Which is sometimes the way human history works itself out. Priggish, bigoted, and self-righteous zealots find no neighborhood (or neighbors) to their liking and therefore become “Pilgrim Fathers.” Hardscrabble farmers, dirt poor and hanging on by their fingernails, later become “Pioneer Ancestors.” Canny, tough and cynical politicians argue and barter their way into a Constitution and become “Founding Fathers.”
Now it is nice to be glorified, but sometimes the price is a bit high. Among the people we exalt are those we have crucified. We see Japanese Americans as nearly ideal immigrants in part because we locked them up in concentration camps during World War II. We idealize the Amerindians into nature-loving “Native Americans” because we did our best to kill them and, when that failed, to make them into good little white people.

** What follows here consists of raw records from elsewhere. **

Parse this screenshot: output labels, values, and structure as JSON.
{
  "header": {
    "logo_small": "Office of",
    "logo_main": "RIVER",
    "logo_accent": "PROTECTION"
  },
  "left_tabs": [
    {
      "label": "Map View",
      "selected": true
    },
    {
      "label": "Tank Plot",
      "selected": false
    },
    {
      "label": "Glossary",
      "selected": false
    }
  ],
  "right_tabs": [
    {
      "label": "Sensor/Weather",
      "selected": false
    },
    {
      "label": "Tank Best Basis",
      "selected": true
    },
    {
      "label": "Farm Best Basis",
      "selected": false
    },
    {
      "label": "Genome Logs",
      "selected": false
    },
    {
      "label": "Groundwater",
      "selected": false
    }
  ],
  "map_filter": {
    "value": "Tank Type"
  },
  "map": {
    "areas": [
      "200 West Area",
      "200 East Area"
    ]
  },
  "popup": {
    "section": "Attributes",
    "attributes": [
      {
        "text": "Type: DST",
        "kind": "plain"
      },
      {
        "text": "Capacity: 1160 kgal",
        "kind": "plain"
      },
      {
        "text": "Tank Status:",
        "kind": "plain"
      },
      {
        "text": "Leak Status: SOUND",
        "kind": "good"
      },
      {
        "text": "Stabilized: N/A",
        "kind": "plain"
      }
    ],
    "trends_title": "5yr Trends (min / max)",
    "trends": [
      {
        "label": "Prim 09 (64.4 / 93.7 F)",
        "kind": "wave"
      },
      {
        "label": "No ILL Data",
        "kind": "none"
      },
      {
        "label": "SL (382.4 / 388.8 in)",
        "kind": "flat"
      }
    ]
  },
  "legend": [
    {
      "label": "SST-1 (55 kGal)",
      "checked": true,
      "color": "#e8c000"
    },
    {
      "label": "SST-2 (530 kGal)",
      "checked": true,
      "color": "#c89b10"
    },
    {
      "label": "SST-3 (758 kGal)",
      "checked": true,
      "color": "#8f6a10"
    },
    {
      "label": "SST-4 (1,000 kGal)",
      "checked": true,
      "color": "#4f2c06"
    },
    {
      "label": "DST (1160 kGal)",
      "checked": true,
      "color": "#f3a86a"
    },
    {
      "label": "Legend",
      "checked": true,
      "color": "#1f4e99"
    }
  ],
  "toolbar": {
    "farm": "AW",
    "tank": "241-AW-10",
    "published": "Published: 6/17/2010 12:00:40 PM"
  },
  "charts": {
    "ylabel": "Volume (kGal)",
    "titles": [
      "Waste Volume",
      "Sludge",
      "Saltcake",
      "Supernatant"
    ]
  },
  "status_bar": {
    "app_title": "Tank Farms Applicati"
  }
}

Guilt goes a long way towards beatification.
But nowadays, who wants to be a hero? Remember Richard Jewell, the guy who was falsely and publically accused by government agents of the Atlanta Olympic bombings? Or Wen Ho Lee, who was first publically accused and then barbarously treated by our government (whatever crimes he may have committed)? Perhaps we will someday exalt them as displaying some special American qualities of excellence while enduring what we put them through.
Maybe. And maybe they would have just as soon have given the honor a pass, thank you very much.
That is the problem, you see. Today we find it more heroic to nobly cope with forces beyond one’s control than to choose some risky path and merely succeed. Martyrdom moves us far more than simple success.
Which is a fairly high price.
So around this time of the year, when we are contemplating our hard used and heroic ancestors, I am not tempted. Instead, I am reminded of a saying, “It’s like being a turkey at Thanksgiving: It may be his finest hour, but it ain’t his choice.”